Get Up® Day celebrates the first lesson taught in skating: how to fall down, and more importantly, how to get back up. This mindset is at the core of U.S. Figure Skating’s We Get Up campaign, which was launched in 2016. In 2017, Feb. 1 was recognized as the official National Get Up® Day by the registrar at National Day Calendar, and it has been celebrated annually ever since.
Each year, U.S. Figure Skating selects a group of Get Up® ambassadors who were chosen based on nominations by the members, their families, friends and peers. This year, eight Get Up® Ambassadors were selected from a list of over 100 Get Up® champions who were nominated by the members themselves, family, friends and peers.
Several of this year’s ambassadors used skating as a way to influence positive social change or to help their community. Olivia Alexander became a voice for Black skaters and those who experience bullying by sharing her own experiences of being made fun of in the sport growing up.
Stephanie Kazior worked countless hours to not only save the Great Falls Figure Skating Club of Montana which was on the brink of closure but to put the skating club back on the map.
After growing up in an abusive home, Blake McGee fell in love with skating at 17 years old and on top of being an excellent student, is now a Learn to Skate instructor and positive role model for young skaters at Gateway Ice in Fresno, California.
Others used skating as motivation and as part of their physical and mental rehabilitation after receiving difficult medical diagnoses. Kristen McCutcheon severed multiple arteries in her neck resulting in a stroke but eventually returned to work as a Learn to Skate coordinator after months of grueling physical and cognitive therapy. Caroline Parks got back on the ice and passed her senior moves test after being diagnosed with Hypermobile Ehlers-Danlos Syndrome and undergoing several hip surgeries. Anya Ramrakhiani found strength through skating to seek help for an eating disorder. Cole Rohner, who was born with Cerebral Palsy and autism, finds excitement and joy in entertaining audiences with his programs and was even part of the first-ever adaptive duet.
Finally, Victoria Phillippi, who was a skater growing up, made the decision to serve in the United States Army. Years later she decided to return to the ice to compete again, and despite enduring PTSD and shoulder injuries caused by her time in the military, she continues to practice and work hard every day to become a better skater.

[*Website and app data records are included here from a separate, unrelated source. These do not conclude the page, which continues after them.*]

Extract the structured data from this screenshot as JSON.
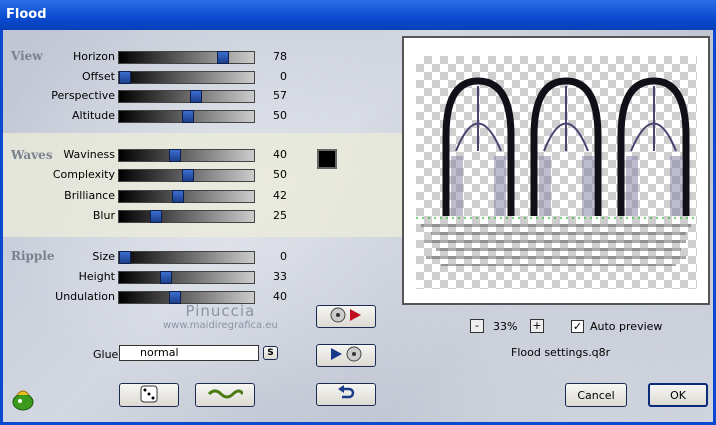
{
  "window": {
    "title": "Flood"
  },
  "sections": {
    "view": {
      "title": "View"
    },
    "waves": {
      "title": "Waves"
    },
    "ripple": {
      "title": "Ripple"
    }
  },
  "sliders": [
    {
      "label": "Horizon",
      "value": 78
    },
    {
      "label": "Offset",
      "value": 0
    },
    {
      "label": "Perspective",
      "value": 57
    },
    {
      "label": "Altitude",
      "value": 50
    },
    {
      "label": "Waviness",
      "value": 40
    },
    {
      "label": "Complexity",
      "value": 50
    },
    {
      "label": "Brilliance",
      "value": 42
    },
    {
      "label": "Blur",
      "value": 25
    },
    {
      "label": "Size",
      "value": 0
    },
    {
      "label": "Height",
      "value": 33
    },
    {
      "label": "Undulation",
      "value": 40
    }
  ],
  "waves_color": "#000000",
  "watermark": {
    "line1": "Pinuccia",
    "line2": "www.maidiregrafica.eu"
  },
  "glue": {
    "label": "Glue",
    "value": "normal",
    "button": "S"
  },
  "preview": {
    "zoom": "33%",
    "zoom_out": "-",
    "zoom_in": "+",
    "auto_preview_label": "Auto preview",
    "auto_preview_checked": true,
    "settings_file": "Flood settings.q8r"
  },
  "buttons": {
    "cancel": "Cancel",
    "ok": "OK"
  },
  "icons": {
    "app": "flood-plugin-icon",
    "dice": "dice-icon",
    "wave": "wave-icon",
    "load": "load-settings-icon",
    "save": "save-settings-icon",
    "reset": "reset-icon"
  }
}
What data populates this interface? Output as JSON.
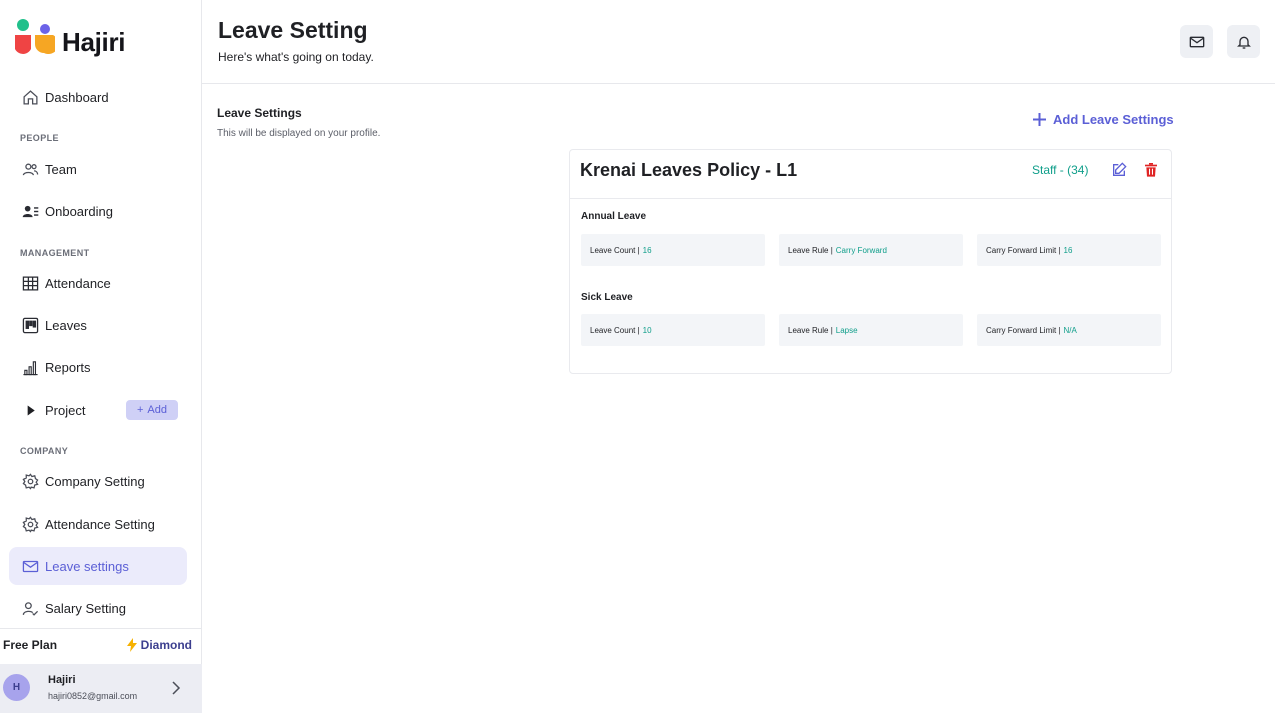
{
  "app": {
    "name": "Hajiri"
  },
  "sidebar": {
    "items": [
      {
        "label": "Dashboard",
        "icon": "home-icon"
      },
      {
        "label": "Team",
        "icon": "users-icon"
      },
      {
        "label": "Onboarding",
        "icon": "user-list-icon"
      },
      {
        "label": "Attendance",
        "icon": "table-icon"
      },
      {
        "label": "Leaves",
        "icon": "kanban-icon"
      },
      {
        "label": "Reports",
        "icon": "bar-chart-icon"
      },
      {
        "label": "Project",
        "icon": "play-icon"
      },
      {
        "label": "Company Setting",
        "icon": "gear-icon"
      },
      {
        "label": "Attendance Setting",
        "icon": "gear-icon"
      },
      {
        "label": "Leave settings",
        "icon": "mail-icon",
        "active": true
      },
      {
        "label": "Salary Setting",
        "icon": "user-check-icon"
      }
    ],
    "sections": {
      "people": "PEOPLE",
      "management": "MANAGEMENT",
      "company": "COMPANY"
    },
    "project_add_label": "Add",
    "plan": {
      "name": "Free Plan",
      "tier": "Diamond"
    },
    "user": {
      "initial": "H",
      "name": "Hajiri",
      "email": "hajiri0852@gmail.com"
    }
  },
  "header": {
    "title": "Leave Setting",
    "subtitle": "Here's what's going on today."
  },
  "content": {
    "section_title": "Leave Settings",
    "section_subtitle": "This will be displayed on your profile.",
    "add_button_label": "Add Leave Settings",
    "policy": {
      "name": "Krenai Leaves Policy - L1",
      "staff_label": "Staff - (34)",
      "leaves": [
        {
          "title": "Annual Leave",
          "count_label": "Leave Count |",
          "count": "16",
          "rule_label": "Leave Rule |",
          "rule": "Carry Forward",
          "limit_label": "Carry Forward Limit |",
          "limit": "16"
        },
        {
          "title": "Sick Leave",
          "count_label": "Leave Count |",
          "count": "10",
          "rule_label": "Leave Rule |",
          "rule": "Lapse",
          "limit_label": "Carry Forward Limit |",
          "limit": "N/A"
        }
      ]
    }
  },
  "colors": {
    "accent": "#5b5fd6",
    "teal": "#0f9e8a",
    "danger": "#e02424",
    "active_bg": "#ebebfb"
  }
}
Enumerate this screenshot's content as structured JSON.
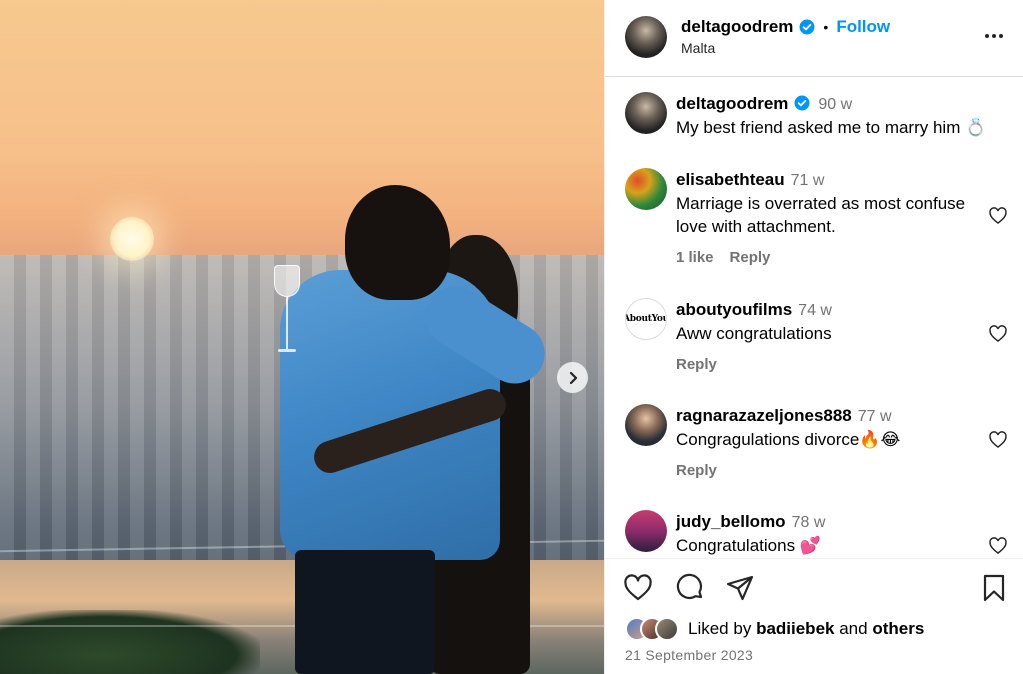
{
  "post": {
    "author": "deltagoodrem",
    "location": "Malta",
    "follow_label": "Follow",
    "separator": "•",
    "caption": {
      "username": "deltagoodrem",
      "time": "90 w",
      "text": "My best friend asked me to marry him 💍"
    }
  },
  "comments": [
    {
      "username": "elisabethteau",
      "time": "71 w",
      "text": "Marriage is overrated as most confuse love with attachment.",
      "likes": "1 like",
      "reply": "Reply"
    },
    {
      "username": "aboutyoufilms",
      "time": "74 w",
      "text": "Aww congratulations",
      "likes": "",
      "reply": "Reply",
      "avatar_text": "AboutYou"
    },
    {
      "username": "ragnarazazeljones888",
      "time": "77 w",
      "text": "Congragulations divorce🔥😂",
      "likes": "",
      "reply": "Reply"
    },
    {
      "username": "judy_bellomo",
      "time": "78 w",
      "text": "Congratulations 💕",
      "likes": "",
      "reply": ""
    }
  ],
  "footer": {
    "liked_by_prefix": "Liked by",
    "liked_by_user": "badiiebek",
    "liked_by_and": "and",
    "liked_by_others": "others",
    "date": "21 September 2023"
  },
  "icons": {
    "verified": "verified-badge-icon",
    "more": "more-options-icon",
    "next": "chevron-right-icon",
    "like": "heart-icon",
    "comment": "comment-bubble-icon",
    "share": "paper-plane-icon",
    "save": "bookmark-icon"
  },
  "colors": {
    "accent": "#0095f6",
    "verified": "#0095f6",
    "muted": "#737373"
  }
}
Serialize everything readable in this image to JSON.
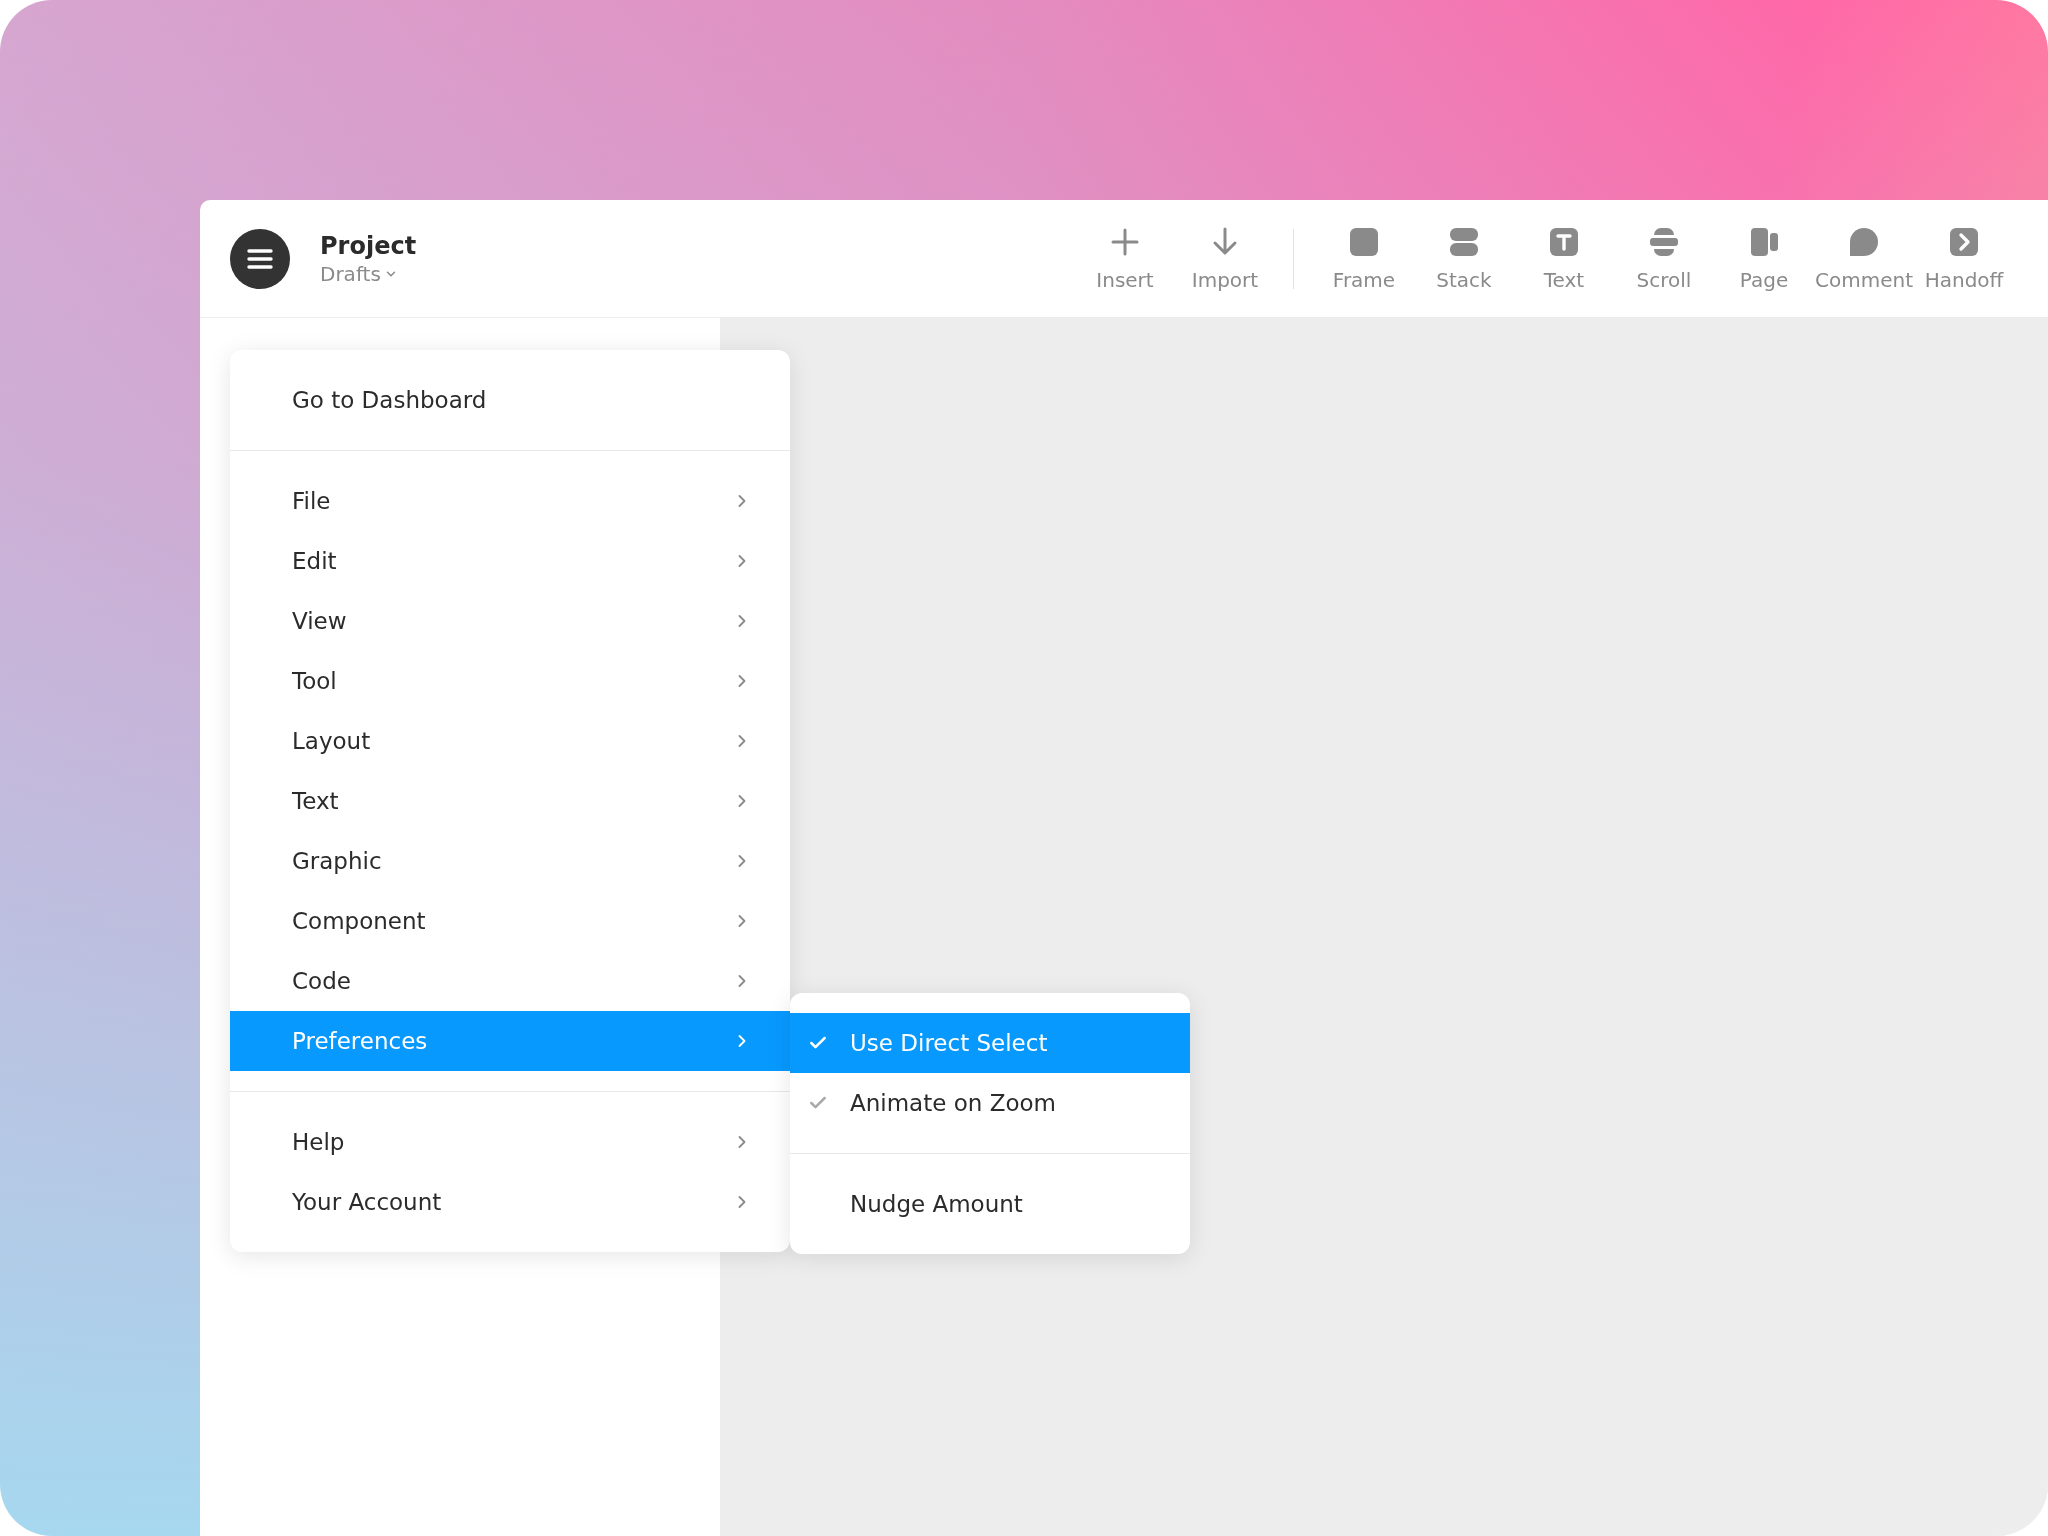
{
  "header": {
    "project_title": "Project",
    "location": "Drafts"
  },
  "toolbar": {
    "groups": [
      {
        "items": [
          {
            "label": "Insert",
            "kind": "plus"
          },
          {
            "label": "Import",
            "kind": "arrow"
          }
        ]
      },
      {
        "items": [
          {
            "label": "Frame",
            "kind": "frame"
          },
          {
            "label": "Stack",
            "kind": "stack"
          },
          {
            "label": "Text",
            "kind": "text"
          },
          {
            "label": "Scroll",
            "kind": "scroll"
          },
          {
            "label": "Page",
            "kind": "page"
          },
          {
            "label": "Comment",
            "kind": "comment"
          },
          {
            "label": "Handoff",
            "kind": "handoff"
          }
        ]
      }
    ]
  },
  "main_menu": {
    "sections": [
      {
        "items": [
          {
            "label": "Go to Dashboard",
            "has_submenu": false,
            "selected": false
          }
        ]
      },
      {
        "items": [
          {
            "label": "File",
            "has_submenu": true,
            "selected": false
          },
          {
            "label": "Edit",
            "has_submenu": true,
            "selected": false
          },
          {
            "label": "View",
            "has_submenu": true,
            "selected": false
          },
          {
            "label": "Tool",
            "has_submenu": true,
            "selected": false
          },
          {
            "label": "Layout",
            "has_submenu": true,
            "selected": false
          },
          {
            "label": "Text",
            "has_submenu": true,
            "selected": false
          },
          {
            "label": "Graphic",
            "has_submenu": true,
            "selected": false
          },
          {
            "label": "Component",
            "has_submenu": true,
            "selected": false
          },
          {
            "label": "Code",
            "has_submenu": true,
            "selected": false
          },
          {
            "label": "Preferences",
            "has_submenu": true,
            "selected": true
          }
        ]
      },
      {
        "items": [
          {
            "label": "Help",
            "has_submenu": true,
            "selected": false
          },
          {
            "label": "Your Account",
            "has_submenu": true,
            "selected": false
          }
        ]
      }
    ]
  },
  "submenu": {
    "sections": [
      {
        "items": [
          {
            "label": "Use Direct Select",
            "checked": true,
            "selected": true
          },
          {
            "label": "Animate on Zoom",
            "checked": true,
            "selected": false
          }
        ]
      },
      {
        "items": [
          {
            "label": "Nudge Amount",
            "checked": false,
            "selected": false
          }
        ]
      }
    ]
  }
}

Visit WeGetUp.com to read each ambassador’s full story.
For more information on National Get Up Day, visit WeGetUp.com.